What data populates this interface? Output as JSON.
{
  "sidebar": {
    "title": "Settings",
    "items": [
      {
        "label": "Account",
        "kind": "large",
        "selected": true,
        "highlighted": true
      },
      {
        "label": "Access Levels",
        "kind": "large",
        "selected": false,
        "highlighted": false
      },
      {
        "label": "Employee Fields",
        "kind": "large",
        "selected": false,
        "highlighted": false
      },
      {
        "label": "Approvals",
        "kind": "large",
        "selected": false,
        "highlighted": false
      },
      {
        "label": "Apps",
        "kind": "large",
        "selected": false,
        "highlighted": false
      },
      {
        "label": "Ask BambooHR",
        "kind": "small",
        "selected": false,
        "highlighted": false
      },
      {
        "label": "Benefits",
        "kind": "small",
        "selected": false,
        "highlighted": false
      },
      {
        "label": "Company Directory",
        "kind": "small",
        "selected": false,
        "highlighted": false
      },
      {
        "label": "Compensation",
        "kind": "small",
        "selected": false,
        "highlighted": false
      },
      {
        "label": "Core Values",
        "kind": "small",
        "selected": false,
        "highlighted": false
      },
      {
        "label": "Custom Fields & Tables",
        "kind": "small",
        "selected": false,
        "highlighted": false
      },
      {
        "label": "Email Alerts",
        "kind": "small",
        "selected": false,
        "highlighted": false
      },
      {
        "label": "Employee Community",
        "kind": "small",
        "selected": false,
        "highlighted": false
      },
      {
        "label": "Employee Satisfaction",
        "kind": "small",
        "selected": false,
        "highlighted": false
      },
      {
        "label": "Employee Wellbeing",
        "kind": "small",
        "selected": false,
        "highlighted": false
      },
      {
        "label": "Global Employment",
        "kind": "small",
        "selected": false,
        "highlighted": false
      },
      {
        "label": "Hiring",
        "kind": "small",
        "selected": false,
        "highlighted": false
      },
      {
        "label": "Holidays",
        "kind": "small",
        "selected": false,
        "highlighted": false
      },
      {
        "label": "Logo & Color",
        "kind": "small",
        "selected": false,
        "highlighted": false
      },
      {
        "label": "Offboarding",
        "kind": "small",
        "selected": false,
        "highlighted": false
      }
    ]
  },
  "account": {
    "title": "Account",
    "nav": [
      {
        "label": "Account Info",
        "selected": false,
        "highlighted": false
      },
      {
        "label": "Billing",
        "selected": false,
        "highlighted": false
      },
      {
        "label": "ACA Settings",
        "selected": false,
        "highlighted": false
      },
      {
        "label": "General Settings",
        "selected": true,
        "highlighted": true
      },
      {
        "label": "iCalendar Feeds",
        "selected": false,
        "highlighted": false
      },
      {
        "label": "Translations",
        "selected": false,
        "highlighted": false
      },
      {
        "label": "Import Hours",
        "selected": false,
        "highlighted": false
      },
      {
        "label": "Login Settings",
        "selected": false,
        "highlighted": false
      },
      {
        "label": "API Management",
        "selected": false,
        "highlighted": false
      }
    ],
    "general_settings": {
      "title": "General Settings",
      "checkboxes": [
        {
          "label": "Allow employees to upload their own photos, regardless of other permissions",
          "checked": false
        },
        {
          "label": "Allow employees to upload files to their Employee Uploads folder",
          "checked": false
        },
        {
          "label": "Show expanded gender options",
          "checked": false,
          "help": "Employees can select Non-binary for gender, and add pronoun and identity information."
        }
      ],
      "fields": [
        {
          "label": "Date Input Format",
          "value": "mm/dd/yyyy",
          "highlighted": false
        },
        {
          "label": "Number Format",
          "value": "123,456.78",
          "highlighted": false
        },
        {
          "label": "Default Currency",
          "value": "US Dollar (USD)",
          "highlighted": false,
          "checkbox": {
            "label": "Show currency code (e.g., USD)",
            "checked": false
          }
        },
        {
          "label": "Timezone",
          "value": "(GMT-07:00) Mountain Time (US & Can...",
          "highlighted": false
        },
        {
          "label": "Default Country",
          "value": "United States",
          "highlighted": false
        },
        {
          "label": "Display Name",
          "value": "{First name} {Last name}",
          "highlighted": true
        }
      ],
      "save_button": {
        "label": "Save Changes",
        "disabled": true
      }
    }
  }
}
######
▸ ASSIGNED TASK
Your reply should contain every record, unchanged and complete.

▸ COMPLETED TASK
What data populates this interface? Output as JSON.
{
  "sidebar": {
    "title": "Settings",
    "items": [
      {
        "label": "Account",
        "kind": "large",
        "selected": true,
        "highlighted": true
      },
      {
        "label": "Access Levels",
        "kind": "large",
        "selected": false,
        "highlighted": false
      },
      {
        "label": "Employee Fields",
        "kind": "large",
        "selected": false,
        "highlighted": false
      },
      {
        "label": "Approvals",
        "kind": "large",
        "selected": false,
        "highlighted": false
      },
      {
        "label": "Apps",
        "kind": "large",
        "selected": false,
        "highlighted": false
      },
      {
        "label": "Ask BambooHR",
        "kind": "small",
        "selected": false,
        "highlighted": false
      },
      {
        "label": "Benefits",
        "kind": "small",
        "selected": false,
        "highlighted": false
      },
      {
        "label": "Company Directory",
        "kind": "small",
        "selected": false,
        "highlighted": false
      },
      {
        "label": "Compensation",
        "kind": "small",
        "selected": false,
        "highlighted": false
      },
      {
        "label": "Core Values",
        "kind": "small",
        "selected": false,
        "highlighted": false
      },
      {
        "label": "Custom Fields & Tables",
        "kind": "small",
        "selected": false,
        "highlighted": false
      },
      {
        "label": "Email Alerts",
        "kind": "small",
        "selected": false,
        "highlighted": false
      },
      {
        "label": "Employee Community",
        "kind": "small",
        "selected": false,
        "highlighted": false
      },
      {
        "label": "Employee Satisfaction",
        "kind": "small",
        "selected": false,
        "highlighted": false
      },
      {
        "label": "Employee Wellbeing",
        "kind": "small",
        "selected": false,
        "highlighted": false
      },
      {
        "label": "Global Employment",
        "kind": "small",
        "selected": false,
        "highlighted": false
      },
      {
        "label": "Hiring",
        "kind": "small",
        "selected": false,
        "highlighted": false
      },
      {
        "label": "Holidays",
        "kind": "small",
        "selected": false,
        "highlighted": false
      },
      {
        "label": "Logo & Color",
        "kind": "small",
        "selected": false,
        "highlighted": false
      },
      {
        "label": "Offboarding",
        "kind": "small",
        "selected": false,
        "highlighted": false
      }
    ]
  },
  "account": {
    "title": "Account",
    "nav": [
      {
        "label": "Account Info",
        "selected": false,
        "highlighted": false
      },
      {
        "label": "Billing",
        "selected": false,
        "highlighted": false
      },
      {
        "label": "ACA Settings",
        "selected": false,
        "highlighted": false
      },
      {
        "label": "General Settings",
        "selected": true,
        "highlighted": true
      },
      {
        "label": "iCalendar Feeds",
        "selected": false,
        "highlighted": false
      },
      {
        "label": "Translations",
        "selected": false,
        "highlighted": false
      },
      {
        "label": "Import Hours",
        "selected": false,
        "highlighted": false
      },
      {
        "label": "Login Settings",
        "selected": false,
        "highlighted": false
      },
      {
        "label": "API Management",
        "selected": false,
        "highlighted": false
      }
    ],
    "general_settings": {
      "title": "General Settings",
      "checkboxes": [
        {
          "label": "Allow employees to upload their own photos, regardless of other permissions",
          "checked": false
        },
        {
          "label": "Allow employees to upload files to their Employee Uploads folder",
          "checked": false
        },
        {
          "label": "Show expanded gender options",
          "checked": false,
          "help": "Employees can select Non-binary for gender, and add pronoun and identity information."
        }
      ],
      "fields": [
        {
          "label": "Date Input Format",
          "value": "mm/dd/yyyy",
          "highlighted": false
        },
        {
          "label": "Number Format",
          "value": "123,456.78",
          "highlighted": false
        },
        {
          "label": "Default Currency",
          "value": "US Dollar (USD)",
          "highlighted": false,
          "checkbox": {
            "label": "Show currency code (e.g., USD)",
            "checked": false
          }
        },
        {
          "label": "Timezone",
          "value": "(GMT-07:00) Mountain Time (US & Can...",
          "highlighted": false
        },
        {
          "label": "Default Country",
          "value": "United States",
          "highlighted": false
        },
        {
          "label": "Display Name",
          "value": "{First name} {Last name}",
          "highlighted": true
        }
      ],
      "save_button": {
        "label": "Save Changes",
        "disabled": true
      }
    }
  }
}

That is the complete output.